Is it safe to say "liberal" again?
Not long ago, Republicans used "liberal" as an epithet, Democrats hid from it, and conflict-averse news outlets avoided it. That's changed.
Presidents use their inaugural addresses as an opportunity to talk about the future.
When West Virginia Senator Jay Rockefeller announced this morning that he won't seek reelection to the Senate in 2014, political commentators immediately downgraded Democrats' chances of holding his Senate seat. Politico wrote that Rockefeller’s retirement put the seat in deeply conservative “in play,” while The Fix’s Sean Sullivan said that Rockefeller’s retirement "boosted" Republican hopes.
Just a few weeks ago, Beltway tongues were gossiping about Vice President Joe Biden being a second-term neuter. See, for instance, the Politico article, "Joe Biden waits on sidelines," which opened like this: "Vice President Joe Biden walked the halls of Congress and hosted top-level talks at Blair House during the last fiscal showdown. This time, he’s roaming the aisles of Costco." Then, all of a sudden, Obama gave Biden charge of the gun violence task force he formed in the wake of the Newtown massacre.

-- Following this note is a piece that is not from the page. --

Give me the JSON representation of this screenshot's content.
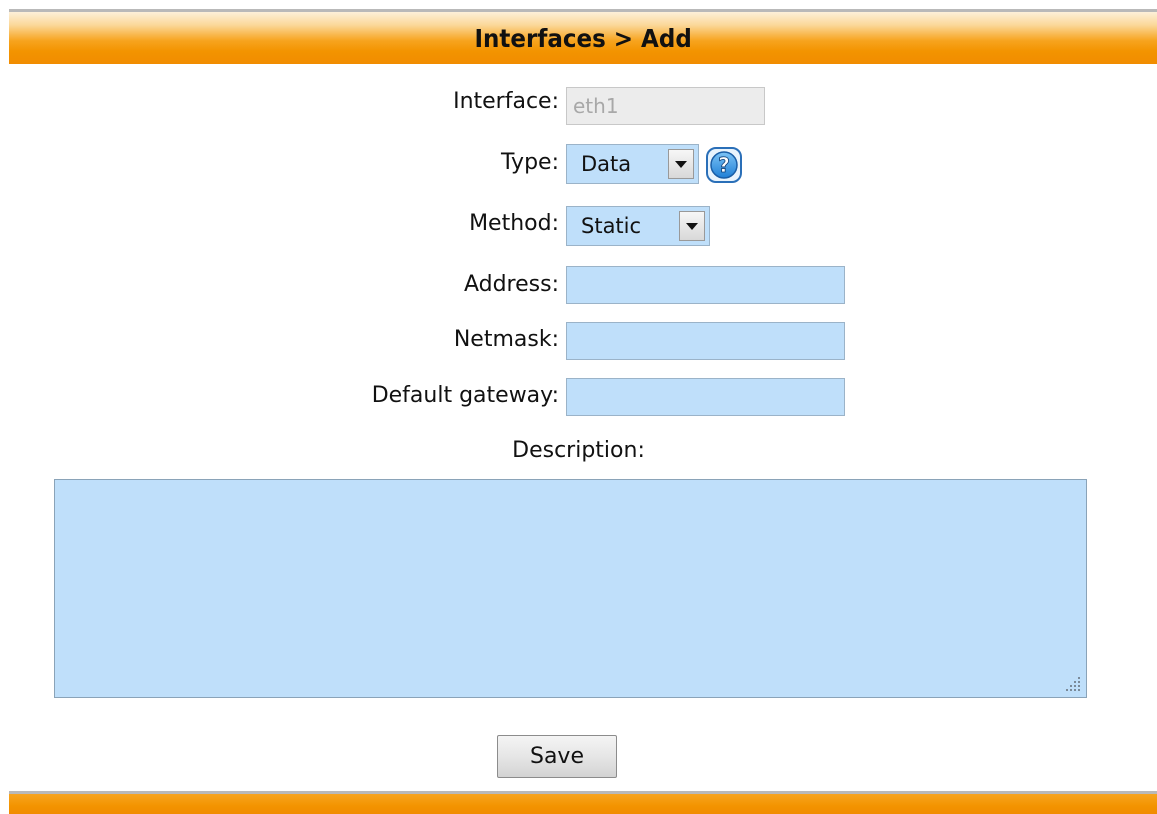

The adoption of so-called "right to work" legislation in Michigan, of all places, represents an historic setback for organized labor. First, Republicans went after public employees in the birthplace of public unions, Wisconsin. And now they have taken the fight to private employee unions in the cradle of modern industrial unionism.